> [WHAT TO DO]
Copy out each line of the data holding "February".

> [EXTRACTED ENTRIES]
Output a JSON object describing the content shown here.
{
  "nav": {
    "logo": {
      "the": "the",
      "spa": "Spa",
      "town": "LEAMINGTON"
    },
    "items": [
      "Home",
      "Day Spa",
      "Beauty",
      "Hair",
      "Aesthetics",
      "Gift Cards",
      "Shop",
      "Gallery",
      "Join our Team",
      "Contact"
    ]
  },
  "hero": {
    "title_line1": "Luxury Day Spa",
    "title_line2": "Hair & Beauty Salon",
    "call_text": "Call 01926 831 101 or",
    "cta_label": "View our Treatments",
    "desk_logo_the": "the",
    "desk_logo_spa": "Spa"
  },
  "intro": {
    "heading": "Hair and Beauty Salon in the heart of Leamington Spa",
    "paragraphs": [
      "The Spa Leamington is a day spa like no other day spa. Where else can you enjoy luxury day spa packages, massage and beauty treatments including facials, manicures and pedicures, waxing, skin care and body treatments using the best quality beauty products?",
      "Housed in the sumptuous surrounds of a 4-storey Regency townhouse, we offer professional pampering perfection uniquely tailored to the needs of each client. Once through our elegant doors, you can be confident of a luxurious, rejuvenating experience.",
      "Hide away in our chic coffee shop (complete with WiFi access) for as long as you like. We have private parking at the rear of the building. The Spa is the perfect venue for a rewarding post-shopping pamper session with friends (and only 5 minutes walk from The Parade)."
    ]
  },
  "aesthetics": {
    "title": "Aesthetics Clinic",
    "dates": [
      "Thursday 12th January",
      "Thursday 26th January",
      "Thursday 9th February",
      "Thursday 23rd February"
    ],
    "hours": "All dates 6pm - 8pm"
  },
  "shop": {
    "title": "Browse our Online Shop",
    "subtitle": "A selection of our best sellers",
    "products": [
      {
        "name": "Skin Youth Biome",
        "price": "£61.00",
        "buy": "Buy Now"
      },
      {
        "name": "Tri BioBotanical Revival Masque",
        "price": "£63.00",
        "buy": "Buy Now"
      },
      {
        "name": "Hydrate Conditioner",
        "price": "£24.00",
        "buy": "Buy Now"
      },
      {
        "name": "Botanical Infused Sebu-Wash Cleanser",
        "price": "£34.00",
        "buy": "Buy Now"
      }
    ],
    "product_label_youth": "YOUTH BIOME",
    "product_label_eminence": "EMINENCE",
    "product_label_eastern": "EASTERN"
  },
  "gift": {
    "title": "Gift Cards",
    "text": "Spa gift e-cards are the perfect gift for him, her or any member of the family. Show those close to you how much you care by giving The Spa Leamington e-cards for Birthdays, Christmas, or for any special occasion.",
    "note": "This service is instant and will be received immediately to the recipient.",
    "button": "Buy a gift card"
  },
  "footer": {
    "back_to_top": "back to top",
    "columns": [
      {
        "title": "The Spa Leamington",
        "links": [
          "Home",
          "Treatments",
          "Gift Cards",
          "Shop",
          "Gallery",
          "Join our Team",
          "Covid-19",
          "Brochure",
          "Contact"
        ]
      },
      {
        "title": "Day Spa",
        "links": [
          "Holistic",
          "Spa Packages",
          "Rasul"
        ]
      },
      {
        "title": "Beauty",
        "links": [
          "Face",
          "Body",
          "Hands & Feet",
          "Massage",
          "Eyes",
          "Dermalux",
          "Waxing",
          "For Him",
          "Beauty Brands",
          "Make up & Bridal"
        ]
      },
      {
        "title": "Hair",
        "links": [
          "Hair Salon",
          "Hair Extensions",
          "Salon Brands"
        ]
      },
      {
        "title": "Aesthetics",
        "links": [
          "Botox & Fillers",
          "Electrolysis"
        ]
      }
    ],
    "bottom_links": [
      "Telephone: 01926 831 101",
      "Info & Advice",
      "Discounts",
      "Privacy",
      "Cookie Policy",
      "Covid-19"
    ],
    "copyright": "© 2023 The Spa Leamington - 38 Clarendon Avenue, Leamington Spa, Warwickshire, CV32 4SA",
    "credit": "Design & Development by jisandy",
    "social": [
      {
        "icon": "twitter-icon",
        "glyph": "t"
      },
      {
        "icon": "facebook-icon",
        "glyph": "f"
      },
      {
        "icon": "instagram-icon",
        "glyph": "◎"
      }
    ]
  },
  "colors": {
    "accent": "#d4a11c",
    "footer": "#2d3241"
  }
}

> [YOUR SOLUTION]
      "Thursday 9th February",
      "Thursday 23rd February"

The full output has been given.